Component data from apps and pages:
━━━━━━━━━━━━━━━━━━━━━━━━━━━━━━

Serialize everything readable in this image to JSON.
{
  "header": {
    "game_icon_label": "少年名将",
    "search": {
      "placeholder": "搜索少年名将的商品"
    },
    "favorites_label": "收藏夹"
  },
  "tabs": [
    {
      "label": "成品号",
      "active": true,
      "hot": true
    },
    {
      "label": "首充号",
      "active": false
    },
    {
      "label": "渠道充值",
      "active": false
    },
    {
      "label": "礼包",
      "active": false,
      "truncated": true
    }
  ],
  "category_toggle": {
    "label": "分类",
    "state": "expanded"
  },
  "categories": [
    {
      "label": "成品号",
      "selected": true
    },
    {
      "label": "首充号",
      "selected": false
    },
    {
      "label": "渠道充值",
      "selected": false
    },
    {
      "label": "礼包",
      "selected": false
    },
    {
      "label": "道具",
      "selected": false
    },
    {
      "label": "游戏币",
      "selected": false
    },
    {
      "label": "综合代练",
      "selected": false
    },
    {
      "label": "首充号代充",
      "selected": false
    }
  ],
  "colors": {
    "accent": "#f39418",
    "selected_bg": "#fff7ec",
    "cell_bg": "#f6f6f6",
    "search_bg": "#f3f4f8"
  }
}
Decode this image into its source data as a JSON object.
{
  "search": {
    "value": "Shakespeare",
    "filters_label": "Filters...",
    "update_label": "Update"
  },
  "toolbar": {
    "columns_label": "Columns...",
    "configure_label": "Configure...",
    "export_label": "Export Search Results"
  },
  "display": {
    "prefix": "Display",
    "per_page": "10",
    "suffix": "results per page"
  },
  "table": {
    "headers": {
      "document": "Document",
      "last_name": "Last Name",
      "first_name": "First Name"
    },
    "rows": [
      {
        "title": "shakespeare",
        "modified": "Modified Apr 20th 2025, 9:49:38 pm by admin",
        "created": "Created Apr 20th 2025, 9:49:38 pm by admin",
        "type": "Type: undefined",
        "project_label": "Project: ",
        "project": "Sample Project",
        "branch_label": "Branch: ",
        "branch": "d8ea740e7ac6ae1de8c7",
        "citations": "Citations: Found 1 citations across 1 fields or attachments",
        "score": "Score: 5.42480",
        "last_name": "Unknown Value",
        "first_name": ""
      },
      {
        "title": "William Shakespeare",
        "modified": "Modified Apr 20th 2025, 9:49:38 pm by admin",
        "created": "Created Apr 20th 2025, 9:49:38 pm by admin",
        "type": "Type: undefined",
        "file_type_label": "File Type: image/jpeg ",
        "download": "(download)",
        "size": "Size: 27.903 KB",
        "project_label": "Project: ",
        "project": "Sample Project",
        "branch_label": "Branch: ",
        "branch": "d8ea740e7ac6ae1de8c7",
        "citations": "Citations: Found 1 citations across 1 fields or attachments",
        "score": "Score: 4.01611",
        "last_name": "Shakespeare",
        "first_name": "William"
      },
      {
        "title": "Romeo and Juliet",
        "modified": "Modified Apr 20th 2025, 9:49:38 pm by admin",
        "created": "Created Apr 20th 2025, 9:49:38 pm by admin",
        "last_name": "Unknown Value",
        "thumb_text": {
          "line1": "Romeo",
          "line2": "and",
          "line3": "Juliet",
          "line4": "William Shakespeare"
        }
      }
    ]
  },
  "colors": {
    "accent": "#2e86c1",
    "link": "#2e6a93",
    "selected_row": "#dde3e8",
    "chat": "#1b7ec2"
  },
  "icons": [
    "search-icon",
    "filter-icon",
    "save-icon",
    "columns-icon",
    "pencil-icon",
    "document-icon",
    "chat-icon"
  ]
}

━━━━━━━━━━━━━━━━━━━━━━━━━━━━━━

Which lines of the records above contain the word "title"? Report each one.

        "title": "shakespeare",
        "title": "William Shakespeare",
        "title": "Romeo and Juliet",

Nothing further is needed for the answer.